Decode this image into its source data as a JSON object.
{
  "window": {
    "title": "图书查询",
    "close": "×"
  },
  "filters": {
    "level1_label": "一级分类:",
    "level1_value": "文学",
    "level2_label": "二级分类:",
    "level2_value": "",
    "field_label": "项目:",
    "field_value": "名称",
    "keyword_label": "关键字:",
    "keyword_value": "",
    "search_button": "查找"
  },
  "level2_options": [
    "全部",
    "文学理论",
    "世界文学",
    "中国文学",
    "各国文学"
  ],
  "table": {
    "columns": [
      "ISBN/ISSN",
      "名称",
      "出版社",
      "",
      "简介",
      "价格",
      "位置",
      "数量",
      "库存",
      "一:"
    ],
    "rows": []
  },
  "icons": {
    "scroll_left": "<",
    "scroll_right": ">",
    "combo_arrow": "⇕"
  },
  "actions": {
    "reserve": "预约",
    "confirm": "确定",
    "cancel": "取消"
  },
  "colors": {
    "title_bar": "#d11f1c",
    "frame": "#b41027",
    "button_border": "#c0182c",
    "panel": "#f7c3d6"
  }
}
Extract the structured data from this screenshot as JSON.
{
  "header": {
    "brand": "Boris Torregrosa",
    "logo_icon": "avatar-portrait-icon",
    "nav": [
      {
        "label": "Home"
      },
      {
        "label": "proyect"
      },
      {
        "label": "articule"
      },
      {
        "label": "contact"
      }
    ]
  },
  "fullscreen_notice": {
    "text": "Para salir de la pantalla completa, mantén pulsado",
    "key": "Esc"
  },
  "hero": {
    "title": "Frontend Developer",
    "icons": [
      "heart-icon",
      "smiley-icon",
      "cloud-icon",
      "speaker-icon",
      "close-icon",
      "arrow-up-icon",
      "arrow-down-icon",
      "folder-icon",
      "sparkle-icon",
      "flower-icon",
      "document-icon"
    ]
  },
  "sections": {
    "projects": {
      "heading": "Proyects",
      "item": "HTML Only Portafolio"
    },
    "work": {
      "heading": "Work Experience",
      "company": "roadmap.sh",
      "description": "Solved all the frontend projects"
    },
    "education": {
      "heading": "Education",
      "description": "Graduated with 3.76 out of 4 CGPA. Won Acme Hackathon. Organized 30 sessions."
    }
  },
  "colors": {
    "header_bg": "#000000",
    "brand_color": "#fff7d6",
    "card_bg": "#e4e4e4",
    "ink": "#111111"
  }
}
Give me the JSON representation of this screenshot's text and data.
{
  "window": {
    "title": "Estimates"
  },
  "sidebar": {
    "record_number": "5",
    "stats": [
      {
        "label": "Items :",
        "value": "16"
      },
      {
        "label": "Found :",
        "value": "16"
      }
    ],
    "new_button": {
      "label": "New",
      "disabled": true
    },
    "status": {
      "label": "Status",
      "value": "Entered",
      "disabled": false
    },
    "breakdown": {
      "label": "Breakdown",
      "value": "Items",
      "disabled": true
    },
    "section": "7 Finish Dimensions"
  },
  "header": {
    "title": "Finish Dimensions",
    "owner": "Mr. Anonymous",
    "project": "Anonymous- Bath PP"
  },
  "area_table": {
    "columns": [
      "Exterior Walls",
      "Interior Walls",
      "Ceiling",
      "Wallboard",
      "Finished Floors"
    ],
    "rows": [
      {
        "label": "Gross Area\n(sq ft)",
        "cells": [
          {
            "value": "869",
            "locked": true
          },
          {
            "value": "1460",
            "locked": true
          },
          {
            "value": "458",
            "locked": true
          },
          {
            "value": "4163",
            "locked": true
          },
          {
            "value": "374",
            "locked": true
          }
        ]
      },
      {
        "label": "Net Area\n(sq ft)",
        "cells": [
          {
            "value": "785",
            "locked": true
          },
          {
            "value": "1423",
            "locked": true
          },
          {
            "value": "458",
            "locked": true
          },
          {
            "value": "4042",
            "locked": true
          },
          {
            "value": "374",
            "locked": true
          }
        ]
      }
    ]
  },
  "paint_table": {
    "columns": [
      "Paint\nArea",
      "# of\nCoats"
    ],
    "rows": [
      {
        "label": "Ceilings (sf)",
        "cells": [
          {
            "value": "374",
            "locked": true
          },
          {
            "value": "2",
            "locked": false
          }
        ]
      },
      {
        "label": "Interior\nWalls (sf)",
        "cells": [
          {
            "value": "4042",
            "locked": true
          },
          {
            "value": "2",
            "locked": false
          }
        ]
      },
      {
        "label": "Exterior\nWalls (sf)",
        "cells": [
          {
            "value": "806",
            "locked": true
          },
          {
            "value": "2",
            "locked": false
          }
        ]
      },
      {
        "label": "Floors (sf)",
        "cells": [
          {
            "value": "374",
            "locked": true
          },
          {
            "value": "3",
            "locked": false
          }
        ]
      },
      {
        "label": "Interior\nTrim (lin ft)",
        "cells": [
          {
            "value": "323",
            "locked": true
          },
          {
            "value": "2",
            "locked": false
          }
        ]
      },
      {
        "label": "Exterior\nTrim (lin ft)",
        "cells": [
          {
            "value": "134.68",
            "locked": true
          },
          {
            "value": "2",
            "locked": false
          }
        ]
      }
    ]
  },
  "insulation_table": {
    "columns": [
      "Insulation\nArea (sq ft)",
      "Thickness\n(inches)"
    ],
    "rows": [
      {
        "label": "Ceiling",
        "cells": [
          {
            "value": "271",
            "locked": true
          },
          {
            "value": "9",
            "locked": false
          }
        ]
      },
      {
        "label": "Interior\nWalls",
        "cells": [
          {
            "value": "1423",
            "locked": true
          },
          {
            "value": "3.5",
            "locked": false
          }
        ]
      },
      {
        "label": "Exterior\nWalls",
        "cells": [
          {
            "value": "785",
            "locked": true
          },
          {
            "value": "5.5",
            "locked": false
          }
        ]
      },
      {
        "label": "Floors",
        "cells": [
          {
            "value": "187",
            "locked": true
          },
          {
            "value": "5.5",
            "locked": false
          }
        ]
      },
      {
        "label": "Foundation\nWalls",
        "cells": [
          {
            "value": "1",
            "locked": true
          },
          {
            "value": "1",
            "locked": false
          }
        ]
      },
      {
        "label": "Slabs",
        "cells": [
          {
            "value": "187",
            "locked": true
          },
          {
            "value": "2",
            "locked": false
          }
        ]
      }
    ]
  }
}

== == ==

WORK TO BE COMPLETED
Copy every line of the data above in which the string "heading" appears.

EXERCISE RESULT
      "heading": "Proyects",
      "heading": "Work Experience",
      "heading": "Education",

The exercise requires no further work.